### EXERCISE
The records below are to be repeated in full, exactly as they are.

### EXTRACTED MATERIAL
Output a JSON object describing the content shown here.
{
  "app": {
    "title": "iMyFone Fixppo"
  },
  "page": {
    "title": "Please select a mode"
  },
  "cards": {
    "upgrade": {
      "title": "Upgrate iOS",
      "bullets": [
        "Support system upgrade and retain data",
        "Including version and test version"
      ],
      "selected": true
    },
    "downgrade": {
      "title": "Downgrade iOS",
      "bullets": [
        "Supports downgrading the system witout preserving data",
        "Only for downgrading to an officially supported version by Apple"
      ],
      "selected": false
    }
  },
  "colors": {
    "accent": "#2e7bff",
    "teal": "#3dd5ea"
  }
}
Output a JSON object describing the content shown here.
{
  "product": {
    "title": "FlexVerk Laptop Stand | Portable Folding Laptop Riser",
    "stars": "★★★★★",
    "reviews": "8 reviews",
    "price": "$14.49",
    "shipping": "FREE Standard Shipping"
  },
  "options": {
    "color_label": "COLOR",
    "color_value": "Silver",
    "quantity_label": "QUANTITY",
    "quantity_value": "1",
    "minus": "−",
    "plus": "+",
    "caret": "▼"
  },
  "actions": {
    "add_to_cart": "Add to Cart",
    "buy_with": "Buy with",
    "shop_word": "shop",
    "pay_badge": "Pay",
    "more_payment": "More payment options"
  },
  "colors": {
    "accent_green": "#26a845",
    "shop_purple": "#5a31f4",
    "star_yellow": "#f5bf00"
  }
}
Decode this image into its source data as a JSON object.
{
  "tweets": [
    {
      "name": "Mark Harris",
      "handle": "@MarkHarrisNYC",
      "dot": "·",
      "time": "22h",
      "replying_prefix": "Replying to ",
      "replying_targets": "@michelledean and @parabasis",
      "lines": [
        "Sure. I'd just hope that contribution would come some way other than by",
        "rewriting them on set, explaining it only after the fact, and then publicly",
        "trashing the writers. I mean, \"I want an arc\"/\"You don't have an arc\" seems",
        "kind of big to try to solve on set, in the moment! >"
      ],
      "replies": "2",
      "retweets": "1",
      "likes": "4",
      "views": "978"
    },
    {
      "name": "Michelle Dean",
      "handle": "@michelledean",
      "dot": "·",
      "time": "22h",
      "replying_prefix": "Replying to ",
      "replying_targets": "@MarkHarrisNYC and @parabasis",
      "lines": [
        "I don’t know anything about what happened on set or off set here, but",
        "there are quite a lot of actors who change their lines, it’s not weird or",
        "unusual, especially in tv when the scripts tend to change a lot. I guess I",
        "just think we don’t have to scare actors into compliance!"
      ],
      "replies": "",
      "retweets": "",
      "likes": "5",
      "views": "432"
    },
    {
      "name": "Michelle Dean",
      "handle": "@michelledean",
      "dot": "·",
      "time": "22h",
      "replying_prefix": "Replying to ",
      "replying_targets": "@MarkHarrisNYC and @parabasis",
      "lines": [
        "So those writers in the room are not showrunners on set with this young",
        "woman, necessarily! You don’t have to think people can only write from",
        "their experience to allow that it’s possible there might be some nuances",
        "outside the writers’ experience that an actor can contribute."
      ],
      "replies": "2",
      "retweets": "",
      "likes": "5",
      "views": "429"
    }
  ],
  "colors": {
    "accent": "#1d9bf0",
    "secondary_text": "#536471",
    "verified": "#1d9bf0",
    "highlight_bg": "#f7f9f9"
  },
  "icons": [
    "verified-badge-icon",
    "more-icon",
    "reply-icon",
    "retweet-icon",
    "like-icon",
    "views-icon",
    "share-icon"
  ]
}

### YOUR RESPONSE
Output a JSON object describing the content shown here.
{
  "app": {
    "title": "iMyFone Fixppo"
  },
  "page": {
    "title": "Please select a mode"
  },
  "cards": {
    "upgrade": {
      "title": "Upgrate iOS",
      "bullets": [
        "Support system upgrade and retain data",
        "Including version and test version"
      ],
      "selected": true
    },
    "downgrade": {
      "title": "Downgrade iOS",
      "bullets": [
        "Supports downgrading the system witout preserving data",
        "Only for downgrading to an officially supported version by Apple"
      ],
      "selected": false
    }
  },
  "colors": {
    "accent": "#2e7bff",
    "teal": "#3dd5ea"
  }
}
Output a JSON object describing the content shown here.
{
  "product": {
    "title": "FlexVerk Laptop Stand | Portable Folding Laptop Riser",
    "stars": "★★★★★",
    "reviews": "8 reviews",
    "price": "$14.49",
    "shipping": "FREE Standard Shipping"
  },
  "options": {
    "color_label": "COLOR",
    "color_value": "Silver",
    "quantity_label": "QUANTITY",
    "quantity_value": "1",
    "minus": "−",
    "plus": "+",
    "caret": "▼"
  },
  "actions": {
    "add_to_cart": "Add to Cart",
    "buy_with": "Buy with",
    "shop_word": "shop",
    "pay_badge": "Pay",
    "more_payment": "More payment options"
  },
  "colors": {
    "accent_green": "#26a845",
    "shop_purple": "#5a31f4",
    "star_yellow": "#f5bf00"
  }
}
Decode this image into its source data as a JSON object.
{
  "tweets": [
    {
      "name": "Mark Harris",
      "handle": "@MarkHarrisNYC",
      "dot": "·",
      "time": "22h",
      "replying_prefix": "Replying to ",
      "replying_targets": "@michelledean and @parabasis",
      "lines": [
        "Sure. I'd just hope that contribution would come some way other than by",
        "rewriting them on set, explaining it only after the fact, and then publicly",
        "trashing the writers. I mean, \"I want an arc\"/\"You don't have an arc\" seems",
        "kind of big to try to solve on set, in the moment! >"
      ],
      "replies": "2",
      "retweets": "1",
      "likes": "4",
      "views": "978"
    },
    {
      "name": "Michelle Dean",
      "handle": "@michelledean",
      "dot": "·",
      "time": "22h",
      "replying_prefix": "Replying to ",
      "replying_targets": "@MarkHarrisNYC and @parabasis",
      "lines": [
        "I don’t know anything about what happened on set or off set here, but",
        "there are quite a lot of actors who change their lines, it’s not weird or",
        "unusual, especially in tv when the scripts tend to change a lot. I guess I",
        "just think we don’t have to scare actors into compliance!"
      ],
      "replies": "",
      "retweets": "",
      "likes": "5",
      "views": "432"
    },
    {
      "name": "Michelle Dean",
      "handle": "@michelledean",
      "dot": "·",
      "time": "22h",
      "replying_prefix": "Replying to ",
      "replying_targets": "@MarkHarrisNYC and @parabasis",
      "lines": [
        "So those writers in the room are not showrunners on set with this young",
        "woman, necessarily! You don’t have to think people can only write from",
        "their experience to allow that it’s possible there might be some nuances",
        "outside the writers’ experience that an actor can contribute."
      ],
      "replies": "2",
      "retweets": "",
      "likes": "5",
      "views": "429"
    }
  ],
  "colors": {
    "accent": "#1d9bf0",
    "secondary_text": "#536471",
    "verified": "#1d9bf0",
    "highlight_bg": "#f7f9f9"
  },
  "icons": [
    "verified-badge-icon",
    "more-icon",
    "reply-icon",
    "retweet-icon",
    "like-icon",
    "views-icon",
    "share-icon"
  ]
}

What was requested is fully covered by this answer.